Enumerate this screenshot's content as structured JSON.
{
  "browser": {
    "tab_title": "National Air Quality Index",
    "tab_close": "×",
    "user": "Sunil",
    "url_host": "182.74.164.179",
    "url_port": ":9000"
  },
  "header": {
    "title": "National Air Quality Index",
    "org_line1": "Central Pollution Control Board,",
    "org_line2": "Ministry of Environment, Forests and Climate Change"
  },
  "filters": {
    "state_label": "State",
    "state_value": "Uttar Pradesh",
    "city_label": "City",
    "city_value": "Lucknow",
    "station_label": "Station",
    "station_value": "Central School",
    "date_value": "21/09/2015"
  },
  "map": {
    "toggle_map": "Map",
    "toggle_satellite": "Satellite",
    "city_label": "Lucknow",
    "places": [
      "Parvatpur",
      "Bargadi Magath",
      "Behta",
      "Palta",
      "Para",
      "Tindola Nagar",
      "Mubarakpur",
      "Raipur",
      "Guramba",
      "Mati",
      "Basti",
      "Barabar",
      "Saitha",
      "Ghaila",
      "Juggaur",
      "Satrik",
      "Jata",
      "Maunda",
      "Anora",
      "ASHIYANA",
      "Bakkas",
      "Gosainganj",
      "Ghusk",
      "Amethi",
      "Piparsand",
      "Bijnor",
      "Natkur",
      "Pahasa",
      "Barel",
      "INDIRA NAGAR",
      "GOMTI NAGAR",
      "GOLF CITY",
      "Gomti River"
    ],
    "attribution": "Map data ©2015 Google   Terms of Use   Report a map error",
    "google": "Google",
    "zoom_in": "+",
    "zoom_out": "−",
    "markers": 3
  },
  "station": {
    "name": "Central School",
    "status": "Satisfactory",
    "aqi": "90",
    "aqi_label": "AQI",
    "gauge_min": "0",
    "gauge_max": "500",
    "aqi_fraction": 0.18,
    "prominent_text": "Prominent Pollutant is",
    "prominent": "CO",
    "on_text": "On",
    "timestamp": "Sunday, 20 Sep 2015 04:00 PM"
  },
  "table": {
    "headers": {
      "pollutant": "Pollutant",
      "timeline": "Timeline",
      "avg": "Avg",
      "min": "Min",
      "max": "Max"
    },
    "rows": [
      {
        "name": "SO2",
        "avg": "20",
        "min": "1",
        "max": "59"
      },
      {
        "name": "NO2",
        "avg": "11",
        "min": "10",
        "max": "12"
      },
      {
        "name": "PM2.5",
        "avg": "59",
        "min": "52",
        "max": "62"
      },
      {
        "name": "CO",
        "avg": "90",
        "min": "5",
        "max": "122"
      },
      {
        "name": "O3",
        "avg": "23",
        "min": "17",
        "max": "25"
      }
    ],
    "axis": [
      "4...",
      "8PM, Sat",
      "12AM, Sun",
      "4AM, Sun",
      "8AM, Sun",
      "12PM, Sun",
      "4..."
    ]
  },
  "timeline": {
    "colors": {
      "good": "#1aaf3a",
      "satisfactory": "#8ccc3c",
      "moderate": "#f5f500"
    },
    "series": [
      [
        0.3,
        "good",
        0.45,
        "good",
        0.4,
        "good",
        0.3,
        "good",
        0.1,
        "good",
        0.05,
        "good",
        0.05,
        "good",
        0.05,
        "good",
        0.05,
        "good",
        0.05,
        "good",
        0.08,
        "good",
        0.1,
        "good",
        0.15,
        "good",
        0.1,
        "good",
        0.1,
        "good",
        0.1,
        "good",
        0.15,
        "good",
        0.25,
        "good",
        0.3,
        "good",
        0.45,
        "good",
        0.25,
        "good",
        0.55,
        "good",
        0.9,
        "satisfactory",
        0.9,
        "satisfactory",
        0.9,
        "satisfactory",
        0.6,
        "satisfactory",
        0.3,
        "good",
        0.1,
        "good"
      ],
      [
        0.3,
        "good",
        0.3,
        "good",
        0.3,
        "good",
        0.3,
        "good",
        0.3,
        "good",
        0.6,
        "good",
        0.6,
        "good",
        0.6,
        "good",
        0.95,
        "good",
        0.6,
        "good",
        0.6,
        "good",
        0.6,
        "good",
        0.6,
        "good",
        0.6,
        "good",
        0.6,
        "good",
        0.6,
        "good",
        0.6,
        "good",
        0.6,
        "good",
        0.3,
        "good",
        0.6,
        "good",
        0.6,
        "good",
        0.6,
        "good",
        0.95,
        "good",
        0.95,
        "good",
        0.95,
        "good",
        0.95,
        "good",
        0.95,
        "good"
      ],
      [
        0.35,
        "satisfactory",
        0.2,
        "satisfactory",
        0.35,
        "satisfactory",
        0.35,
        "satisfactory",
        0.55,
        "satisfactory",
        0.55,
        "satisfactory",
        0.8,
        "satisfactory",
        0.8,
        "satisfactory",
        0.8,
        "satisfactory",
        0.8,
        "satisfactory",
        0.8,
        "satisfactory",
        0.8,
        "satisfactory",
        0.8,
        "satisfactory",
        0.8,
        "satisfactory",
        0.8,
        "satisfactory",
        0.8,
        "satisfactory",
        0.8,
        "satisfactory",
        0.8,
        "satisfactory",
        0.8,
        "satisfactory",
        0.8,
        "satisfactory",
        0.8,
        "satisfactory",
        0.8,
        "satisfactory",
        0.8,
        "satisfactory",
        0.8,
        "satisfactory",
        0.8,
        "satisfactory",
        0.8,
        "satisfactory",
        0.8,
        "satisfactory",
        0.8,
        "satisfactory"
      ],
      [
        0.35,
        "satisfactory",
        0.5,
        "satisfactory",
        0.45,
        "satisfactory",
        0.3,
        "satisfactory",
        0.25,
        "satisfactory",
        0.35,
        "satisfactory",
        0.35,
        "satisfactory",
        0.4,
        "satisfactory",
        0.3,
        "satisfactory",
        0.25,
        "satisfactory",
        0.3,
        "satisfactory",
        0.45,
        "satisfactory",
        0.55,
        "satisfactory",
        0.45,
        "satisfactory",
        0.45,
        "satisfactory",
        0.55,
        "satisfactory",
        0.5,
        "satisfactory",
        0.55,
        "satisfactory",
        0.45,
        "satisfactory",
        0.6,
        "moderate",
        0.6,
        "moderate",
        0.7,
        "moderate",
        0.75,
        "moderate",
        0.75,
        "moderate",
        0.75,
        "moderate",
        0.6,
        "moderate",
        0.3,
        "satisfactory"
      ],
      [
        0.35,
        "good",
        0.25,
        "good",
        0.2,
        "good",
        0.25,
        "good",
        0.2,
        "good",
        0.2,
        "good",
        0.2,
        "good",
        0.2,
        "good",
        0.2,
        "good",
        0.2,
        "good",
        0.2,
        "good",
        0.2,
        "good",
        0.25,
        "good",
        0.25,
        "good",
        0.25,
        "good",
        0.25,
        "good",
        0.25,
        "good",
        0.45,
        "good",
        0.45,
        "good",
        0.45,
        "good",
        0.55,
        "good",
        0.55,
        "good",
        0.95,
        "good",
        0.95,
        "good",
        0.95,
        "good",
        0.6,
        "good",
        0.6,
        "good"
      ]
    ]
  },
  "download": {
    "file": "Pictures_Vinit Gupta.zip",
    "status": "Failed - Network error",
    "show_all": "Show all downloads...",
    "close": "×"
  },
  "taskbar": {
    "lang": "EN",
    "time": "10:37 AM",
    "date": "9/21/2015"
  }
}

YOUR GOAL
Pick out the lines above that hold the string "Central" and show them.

RESPONSE TO THIS EXERCISE
    "org_line1": "Central Pollution Control Board,",
    "station_value": "Central School",
    "name": "Central School",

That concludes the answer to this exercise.